# RECORDED DATA

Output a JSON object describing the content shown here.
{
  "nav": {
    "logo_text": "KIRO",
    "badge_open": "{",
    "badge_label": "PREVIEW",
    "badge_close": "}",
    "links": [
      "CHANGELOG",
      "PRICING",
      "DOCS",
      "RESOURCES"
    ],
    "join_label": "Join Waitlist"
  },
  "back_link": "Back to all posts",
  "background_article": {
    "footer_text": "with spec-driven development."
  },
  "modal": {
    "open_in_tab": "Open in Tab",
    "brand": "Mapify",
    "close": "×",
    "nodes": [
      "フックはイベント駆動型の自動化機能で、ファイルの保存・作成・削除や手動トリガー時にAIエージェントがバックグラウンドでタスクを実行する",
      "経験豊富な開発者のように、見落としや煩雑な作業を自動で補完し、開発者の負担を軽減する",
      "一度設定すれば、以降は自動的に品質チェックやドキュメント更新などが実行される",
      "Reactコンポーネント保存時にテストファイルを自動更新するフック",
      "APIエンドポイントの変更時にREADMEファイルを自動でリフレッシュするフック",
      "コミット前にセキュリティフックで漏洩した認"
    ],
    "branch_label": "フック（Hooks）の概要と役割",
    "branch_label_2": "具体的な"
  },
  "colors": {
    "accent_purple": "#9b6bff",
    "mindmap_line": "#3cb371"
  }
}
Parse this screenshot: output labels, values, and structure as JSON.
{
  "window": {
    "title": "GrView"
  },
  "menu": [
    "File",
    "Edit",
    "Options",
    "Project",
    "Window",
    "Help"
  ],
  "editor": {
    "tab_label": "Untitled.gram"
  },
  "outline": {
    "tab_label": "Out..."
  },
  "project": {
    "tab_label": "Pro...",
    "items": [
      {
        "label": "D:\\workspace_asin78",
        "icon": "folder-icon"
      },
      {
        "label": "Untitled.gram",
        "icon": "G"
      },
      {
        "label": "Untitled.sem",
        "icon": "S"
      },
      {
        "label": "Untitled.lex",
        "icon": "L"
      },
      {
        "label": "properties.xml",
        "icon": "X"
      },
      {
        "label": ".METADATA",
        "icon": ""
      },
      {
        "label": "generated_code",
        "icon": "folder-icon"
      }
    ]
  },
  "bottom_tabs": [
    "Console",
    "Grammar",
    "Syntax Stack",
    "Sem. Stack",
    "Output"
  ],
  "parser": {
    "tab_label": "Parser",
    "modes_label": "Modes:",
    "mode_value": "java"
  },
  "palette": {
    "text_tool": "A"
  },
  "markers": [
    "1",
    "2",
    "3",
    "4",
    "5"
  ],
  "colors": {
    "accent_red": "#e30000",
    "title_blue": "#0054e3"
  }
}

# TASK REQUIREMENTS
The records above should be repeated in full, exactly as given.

# EXERCISE ANSWER
Output a JSON object describing the content shown here.
{
  "nav": {
    "logo_text": "KIRO",
    "badge_open": "{",
    "badge_label": "PREVIEW",
    "badge_close": "}",
    "links": [
      "CHANGELOG",
      "PRICING",
      "DOCS",
      "RESOURCES"
    ],
    "join_label": "Join Waitlist"
  },
  "back_link": "Back to all posts",
  "background_article": {
    "footer_text": "with spec-driven development."
  },
  "modal": {
    "open_in_tab": "Open in Tab",
    "brand": "Mapify",
    "close": "×",
    "nodes": [
      "フックはイベント駆動型の自動化機能で、ファイルの保存・作成・削除や手動トリガー時にAIエージェントがバックグラウンドでタスクを実行する",
      "経験豊富な開発者のように、見落としや煩雑な作業を自動で補完し、開発者の負担を軽減する",
      "一度設定すれば、以降は自動的に品質チェックやドキュメント更新などが実行される",
      "Reactコンポーネント保存時にテストファイルを自動更新するフック",
      "APIエンドポイントの変更時にREADMEファイルを自動でリフレッシュするフック",
      "コミット前にセキュリティフックで漏洩した認"
    ],
    "branch_label": "フック（Hooks）の概要と役割",
    "branch_label_2": "具体的な"
  },
  "colors": {
    "accent_purple": "#9b6bff",
    "mindmap_line": "#3cb371"
  }
}
Parse this screenshot: output labels, values, and structure as JSON.
{
  "window": {
    "title": "GrView"
  },
  "menu": [
    "File",
    "Edit",
    "Options",
    "Project",
    "Window",
    "Help"
  ],
  "editor": {
    "tab_label": "Untitled.gram"
  },
  "outline": {
    "tab_label": "Out..."
  },
  "project": {
    "tab_label": "Pro...",
    "items": [
      {
        "label": "D:\\workspace_asin78",
        "icon": "folder-icon"
      },
      {
        "label": "Untitled.gram",
        "icon": "G"
      },
      {
        "label": "Untitled.sem",
        "icon": "S"
      },
      {
        "label": "Untitled.lex",
        "icon": "L"
      },
      {
        "label": "properties.xml",
        "icon": "X"
      },
      {
        "label": ".METADATA",
        "icon": ""
      },
      {
        "label": "generated_code",
        "icon": "folder-icon"
      }
    ]
  },
  "bottom_tabs": [
    "Console",
    "Grammar",
    "Syntax Stack",
    "Sem. Stack",
    "Output"
  ],
  "parser": {
    "tab_label": "Parser",
    "modes_label": "Modes:",
    "mode_value": "java"
  },
  "palette": {
    "text_tool": "A"
  },
  "markers": [
    "1",
    "2",
    "3",
    "4",
    "5"
  ],
  "colors": {
    "accent_red": "#e30000",
    "title_blue": "#0054e3"
  }
}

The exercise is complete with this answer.